This is an in-depth review of the manual focus Zeiss Distagon T* 35mm f/2.0 ZF.2, a second generation 35mm f/2 prime lens from Zeiss for Nikon and Canon mounts. The lens samples I tested were for the Nikon F mount, although you can get the same lens for the Canon EF mount. The Zeiss 35mm f/2.0 ZF.2 is a professional-grade fixed wide-angle lens targeted at enthusiasts and professionals that need high quality optics for different types of photography, including landscape, architecture, portrait and astrophotography. Similar to other Zeiss prime lenses, the lens is designed to work on both FX and DX sensor cameras (equivalent field of view of approx 52.5mm on DX) and yields amazing clarity and contrast throughout the frame.
Just as Fujifilm promised in their latest roadmap, the last quarter of 2014 sees the announcement of their first professional-grade telephoto zoom lens, the XF 50-140mm f/2.8 R LM OIS WR. The surprise release, however, is the revised version of the already-very-popular XF 56mm f/1.2 lens that features an apodization filter. Let’s take a closer look at the specifications of both lenses.
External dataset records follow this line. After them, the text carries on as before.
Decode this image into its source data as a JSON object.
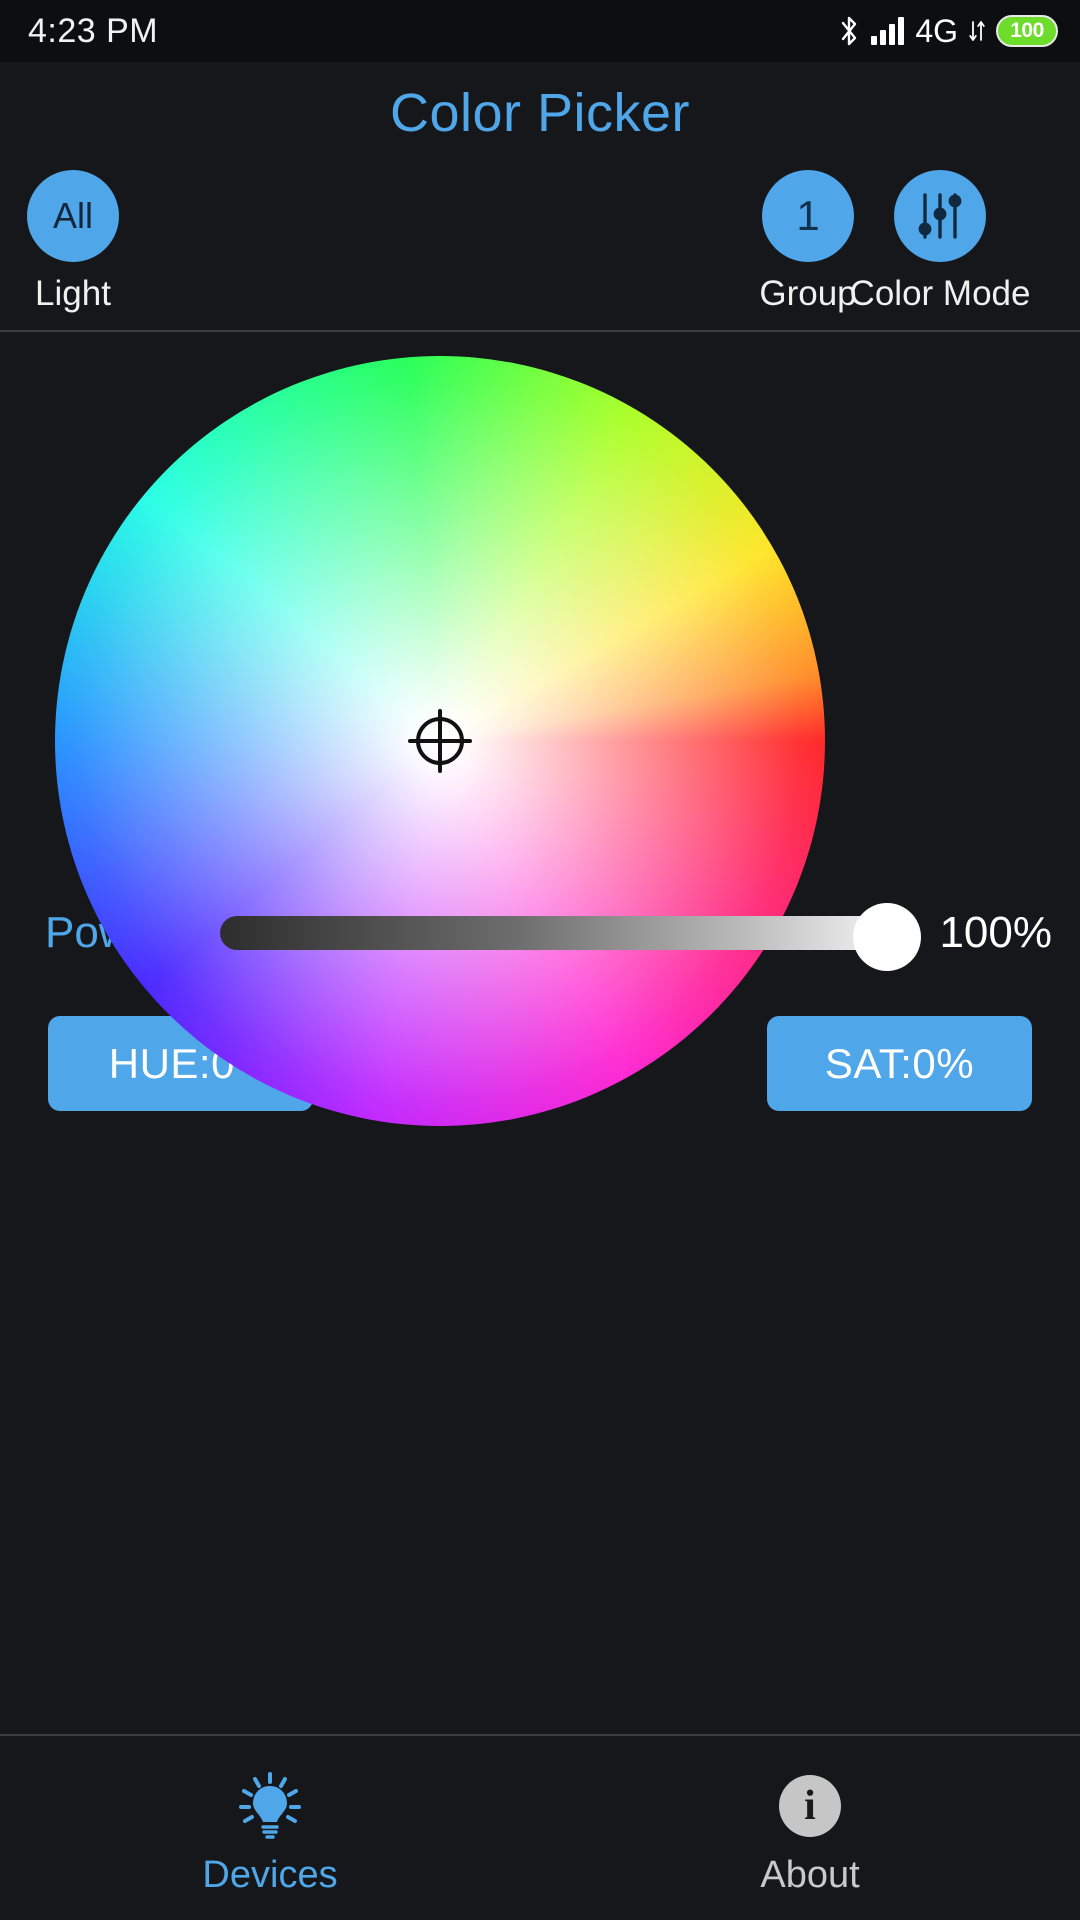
{
  "statusbar": {
    "time": "4:23 PM",
    "bluetooth_icon": "bluetooth-icon",
    "signal_icon": "signal-bars-icon",
    "network": "4G",
    "data_icon": "data-transfer-icon",
    "battery_level": "100",
    "battery_color": "#6ddc2a"
  },
  "header": {
    "title": "Color Picker",
    "accent_color": "#4fa6e8",
    "light_button": {
      "circle_text": "All",
      "label": "Light"
    },
    "group_button": {
      "circle_text": "1",
      "label": "Group"
    },
    "color_mode_button": {
      "icon": "sliders-icon",
      "label": "Color Mode"
    }
  },
  "wheel": {
    "name": "hsv-color-wheel",
    "marker": "crosshair-marker",
    "marker_position": {
      "x_pct": 50,
      "y_pct": 50
    }
  },
  "power": {
    "label": "Power",
    "value": "100%",
    "percent": 100
  },
  "values": {
    "hue": "HUE:0°",
    "saturation": "SAT:0%"
  },
  "bottomnav": {
    "devices": {
      "label": "Devices",
      "icon": "lightbulb-icon",
      "active": true
    },
    "about": {
      "label": "About",
      "icon": "info-icon",
      "active": false
    }
  }
}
Do you remember the bonkers Zeiss Otus 55mm f/1.4 lens? If you’ve forgotten, here’s a quick reminder. With Otus lenses, Zeiss is basically trying to show the legendary brand’s worth. You might find that somewhat bewildering since most current Zeiss lenses for DSLRs are very, very good and worthy of the name. But with Otus, the German manufacturer wants to release simply the best lenses available for DSLRs from an optical standpoint. And so the first lens of the series was extremely big, heavy, complex and expensive, but also rather beautiful and astonishing optically. As anyone could guess, a 55mm lens with a price tag of $4000 is bound to spawn differing opinions, not least because Otus line-up is manual focus only. Suffice to say the new 85mm family member with the same impressive size, performance and a price tag of, as near as makes no difference, $4500 is going to be no different.
I am a big supporter of the “get to know your gear” opinion. I strongly believe that the more you use something, the better you learn to take full advantage of the strengths of that particular piece of equipment, and the better you learn to manage its shortcomings without even thinking about it. To a point where they just disappear, in fact, and make the statement that gear does not matter as truthful as it is. Gear does not matter (to an extent), but knowing it and liking it does. This, I think, it the crucial link between equipment and photography itself.